=== Begin Enclosure ===
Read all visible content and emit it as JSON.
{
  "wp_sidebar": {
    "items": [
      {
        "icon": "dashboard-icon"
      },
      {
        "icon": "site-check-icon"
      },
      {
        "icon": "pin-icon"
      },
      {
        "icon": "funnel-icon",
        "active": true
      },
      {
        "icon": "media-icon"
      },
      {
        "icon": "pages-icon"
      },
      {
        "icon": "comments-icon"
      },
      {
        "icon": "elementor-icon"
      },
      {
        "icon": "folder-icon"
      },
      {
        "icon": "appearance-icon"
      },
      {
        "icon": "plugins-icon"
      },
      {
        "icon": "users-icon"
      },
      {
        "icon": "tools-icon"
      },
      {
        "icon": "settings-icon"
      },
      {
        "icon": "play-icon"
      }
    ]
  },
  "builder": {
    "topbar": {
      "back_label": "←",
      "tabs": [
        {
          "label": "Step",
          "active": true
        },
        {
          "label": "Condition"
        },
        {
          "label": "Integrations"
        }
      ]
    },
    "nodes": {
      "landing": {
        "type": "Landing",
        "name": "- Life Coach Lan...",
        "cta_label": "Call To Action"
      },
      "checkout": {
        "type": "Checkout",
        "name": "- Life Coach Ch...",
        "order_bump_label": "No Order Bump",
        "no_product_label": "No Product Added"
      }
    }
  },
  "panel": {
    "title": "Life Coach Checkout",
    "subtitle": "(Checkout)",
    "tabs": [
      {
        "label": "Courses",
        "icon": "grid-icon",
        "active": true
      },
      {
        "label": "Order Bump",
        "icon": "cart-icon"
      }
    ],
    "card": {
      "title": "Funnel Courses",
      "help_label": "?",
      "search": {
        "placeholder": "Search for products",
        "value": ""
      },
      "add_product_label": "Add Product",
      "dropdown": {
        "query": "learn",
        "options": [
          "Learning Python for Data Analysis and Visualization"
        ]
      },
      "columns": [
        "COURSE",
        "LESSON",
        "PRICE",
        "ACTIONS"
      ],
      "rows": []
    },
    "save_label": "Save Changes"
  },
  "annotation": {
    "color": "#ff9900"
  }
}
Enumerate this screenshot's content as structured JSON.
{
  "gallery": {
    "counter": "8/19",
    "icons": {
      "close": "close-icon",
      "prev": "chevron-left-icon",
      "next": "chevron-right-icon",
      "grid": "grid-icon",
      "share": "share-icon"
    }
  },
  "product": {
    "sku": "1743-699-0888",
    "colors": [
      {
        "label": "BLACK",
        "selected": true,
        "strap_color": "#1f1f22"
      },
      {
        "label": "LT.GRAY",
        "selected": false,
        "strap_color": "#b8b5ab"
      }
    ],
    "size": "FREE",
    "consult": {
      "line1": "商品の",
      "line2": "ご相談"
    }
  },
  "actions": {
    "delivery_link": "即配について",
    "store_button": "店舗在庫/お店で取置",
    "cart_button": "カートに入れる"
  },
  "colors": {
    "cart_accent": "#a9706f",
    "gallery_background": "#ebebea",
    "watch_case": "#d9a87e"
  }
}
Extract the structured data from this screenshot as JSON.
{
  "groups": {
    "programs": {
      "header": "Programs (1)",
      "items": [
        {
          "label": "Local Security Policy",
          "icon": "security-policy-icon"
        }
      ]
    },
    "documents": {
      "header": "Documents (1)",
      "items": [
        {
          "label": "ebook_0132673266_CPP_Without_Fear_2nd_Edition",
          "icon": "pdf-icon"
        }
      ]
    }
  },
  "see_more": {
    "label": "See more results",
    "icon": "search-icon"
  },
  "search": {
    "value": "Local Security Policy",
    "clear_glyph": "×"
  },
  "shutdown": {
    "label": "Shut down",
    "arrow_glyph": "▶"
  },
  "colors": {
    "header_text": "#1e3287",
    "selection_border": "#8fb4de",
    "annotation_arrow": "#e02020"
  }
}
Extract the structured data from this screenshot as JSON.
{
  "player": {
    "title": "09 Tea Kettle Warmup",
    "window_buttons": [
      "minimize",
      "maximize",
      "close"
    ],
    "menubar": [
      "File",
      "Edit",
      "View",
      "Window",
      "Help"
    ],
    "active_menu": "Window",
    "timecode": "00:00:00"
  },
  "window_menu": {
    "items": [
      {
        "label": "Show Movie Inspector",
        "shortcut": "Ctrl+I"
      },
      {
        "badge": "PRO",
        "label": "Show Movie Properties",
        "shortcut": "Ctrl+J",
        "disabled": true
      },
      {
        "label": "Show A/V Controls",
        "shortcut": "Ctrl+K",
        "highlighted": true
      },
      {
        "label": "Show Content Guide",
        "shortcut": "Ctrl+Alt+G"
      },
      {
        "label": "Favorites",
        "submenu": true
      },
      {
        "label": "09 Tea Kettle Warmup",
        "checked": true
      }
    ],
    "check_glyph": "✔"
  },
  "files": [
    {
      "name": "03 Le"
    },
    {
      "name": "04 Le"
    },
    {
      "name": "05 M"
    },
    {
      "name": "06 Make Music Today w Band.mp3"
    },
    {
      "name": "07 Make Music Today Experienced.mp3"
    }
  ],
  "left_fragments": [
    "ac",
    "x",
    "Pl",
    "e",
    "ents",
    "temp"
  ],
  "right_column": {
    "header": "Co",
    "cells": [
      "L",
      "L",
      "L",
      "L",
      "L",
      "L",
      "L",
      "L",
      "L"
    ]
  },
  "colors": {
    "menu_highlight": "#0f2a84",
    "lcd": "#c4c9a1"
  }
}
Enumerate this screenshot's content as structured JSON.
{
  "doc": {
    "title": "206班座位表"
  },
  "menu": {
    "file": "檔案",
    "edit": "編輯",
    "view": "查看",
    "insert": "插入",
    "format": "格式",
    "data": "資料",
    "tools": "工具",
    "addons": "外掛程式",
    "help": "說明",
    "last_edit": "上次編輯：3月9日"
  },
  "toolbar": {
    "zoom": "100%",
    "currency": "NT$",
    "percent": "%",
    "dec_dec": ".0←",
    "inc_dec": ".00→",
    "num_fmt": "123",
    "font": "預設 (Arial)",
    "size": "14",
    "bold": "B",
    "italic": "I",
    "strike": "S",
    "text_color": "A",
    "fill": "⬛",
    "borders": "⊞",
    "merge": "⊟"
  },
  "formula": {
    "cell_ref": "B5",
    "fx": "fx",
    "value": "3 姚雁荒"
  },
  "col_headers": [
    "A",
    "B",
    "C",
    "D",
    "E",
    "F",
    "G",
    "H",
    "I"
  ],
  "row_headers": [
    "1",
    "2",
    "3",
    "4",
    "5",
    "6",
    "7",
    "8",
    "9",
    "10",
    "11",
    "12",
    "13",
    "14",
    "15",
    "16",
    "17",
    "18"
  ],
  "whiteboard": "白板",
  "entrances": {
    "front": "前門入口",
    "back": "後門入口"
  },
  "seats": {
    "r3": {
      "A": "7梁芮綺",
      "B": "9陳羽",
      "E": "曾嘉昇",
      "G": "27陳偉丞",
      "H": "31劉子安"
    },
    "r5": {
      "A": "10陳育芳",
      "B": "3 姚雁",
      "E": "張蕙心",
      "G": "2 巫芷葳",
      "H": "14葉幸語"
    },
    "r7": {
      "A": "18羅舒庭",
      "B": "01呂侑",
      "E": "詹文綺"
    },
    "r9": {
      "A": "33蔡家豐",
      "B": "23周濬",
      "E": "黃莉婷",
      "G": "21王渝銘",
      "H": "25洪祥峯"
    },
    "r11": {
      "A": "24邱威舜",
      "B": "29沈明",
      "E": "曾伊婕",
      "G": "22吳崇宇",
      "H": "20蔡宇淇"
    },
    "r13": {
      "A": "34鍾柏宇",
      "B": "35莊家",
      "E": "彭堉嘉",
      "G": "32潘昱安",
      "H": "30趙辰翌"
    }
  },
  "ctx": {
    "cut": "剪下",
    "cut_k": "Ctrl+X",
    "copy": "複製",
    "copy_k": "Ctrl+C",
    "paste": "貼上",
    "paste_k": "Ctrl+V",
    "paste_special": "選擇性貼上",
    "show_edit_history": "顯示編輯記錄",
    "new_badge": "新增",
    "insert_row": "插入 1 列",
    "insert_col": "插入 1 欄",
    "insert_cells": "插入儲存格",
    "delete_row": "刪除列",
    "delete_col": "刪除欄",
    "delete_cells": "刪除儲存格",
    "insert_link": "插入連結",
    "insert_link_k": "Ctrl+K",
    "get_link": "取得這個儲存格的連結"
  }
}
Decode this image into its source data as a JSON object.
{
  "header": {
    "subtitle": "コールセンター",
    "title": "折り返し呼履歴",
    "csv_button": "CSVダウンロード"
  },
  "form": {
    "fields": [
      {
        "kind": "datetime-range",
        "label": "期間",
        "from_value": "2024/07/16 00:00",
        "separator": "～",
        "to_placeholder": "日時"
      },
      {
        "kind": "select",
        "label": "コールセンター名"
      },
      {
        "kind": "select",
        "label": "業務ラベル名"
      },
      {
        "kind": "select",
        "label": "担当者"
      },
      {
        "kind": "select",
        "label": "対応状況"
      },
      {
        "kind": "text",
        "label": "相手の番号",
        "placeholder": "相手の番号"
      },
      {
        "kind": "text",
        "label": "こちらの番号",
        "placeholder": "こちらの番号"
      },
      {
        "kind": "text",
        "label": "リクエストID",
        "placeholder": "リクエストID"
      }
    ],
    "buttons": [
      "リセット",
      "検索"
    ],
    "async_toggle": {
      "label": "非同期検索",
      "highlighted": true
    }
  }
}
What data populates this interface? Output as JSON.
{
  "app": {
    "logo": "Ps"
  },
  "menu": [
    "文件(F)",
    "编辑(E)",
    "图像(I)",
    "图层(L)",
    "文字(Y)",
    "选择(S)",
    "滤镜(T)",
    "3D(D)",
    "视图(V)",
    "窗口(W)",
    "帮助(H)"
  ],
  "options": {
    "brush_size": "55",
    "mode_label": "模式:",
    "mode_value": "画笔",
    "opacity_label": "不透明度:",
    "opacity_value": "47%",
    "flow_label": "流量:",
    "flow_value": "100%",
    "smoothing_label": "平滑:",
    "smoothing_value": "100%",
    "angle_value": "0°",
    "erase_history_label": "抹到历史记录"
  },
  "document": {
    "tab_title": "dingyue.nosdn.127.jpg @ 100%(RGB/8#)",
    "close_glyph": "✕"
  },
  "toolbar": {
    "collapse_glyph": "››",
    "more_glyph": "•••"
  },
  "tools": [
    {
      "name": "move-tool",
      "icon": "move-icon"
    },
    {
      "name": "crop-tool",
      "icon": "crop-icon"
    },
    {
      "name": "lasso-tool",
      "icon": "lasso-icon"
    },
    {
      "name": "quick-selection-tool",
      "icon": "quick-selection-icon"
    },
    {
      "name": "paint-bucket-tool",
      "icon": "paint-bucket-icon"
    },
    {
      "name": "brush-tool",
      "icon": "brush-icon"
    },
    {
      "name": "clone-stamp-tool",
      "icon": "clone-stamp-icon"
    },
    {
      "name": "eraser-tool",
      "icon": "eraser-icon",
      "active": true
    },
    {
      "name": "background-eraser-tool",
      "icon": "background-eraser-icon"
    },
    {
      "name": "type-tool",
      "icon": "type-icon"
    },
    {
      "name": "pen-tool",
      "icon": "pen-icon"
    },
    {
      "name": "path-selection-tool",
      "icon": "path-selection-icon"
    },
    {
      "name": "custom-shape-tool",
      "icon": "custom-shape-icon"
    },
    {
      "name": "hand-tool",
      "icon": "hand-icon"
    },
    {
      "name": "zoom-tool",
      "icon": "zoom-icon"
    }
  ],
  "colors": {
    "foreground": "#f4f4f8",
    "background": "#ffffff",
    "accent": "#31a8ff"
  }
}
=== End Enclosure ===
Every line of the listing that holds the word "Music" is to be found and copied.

→ RESULT:
      "name": "06 Make Music Today w Band.mp3"
      "name": "07 Make Music Today Experienced.mp3"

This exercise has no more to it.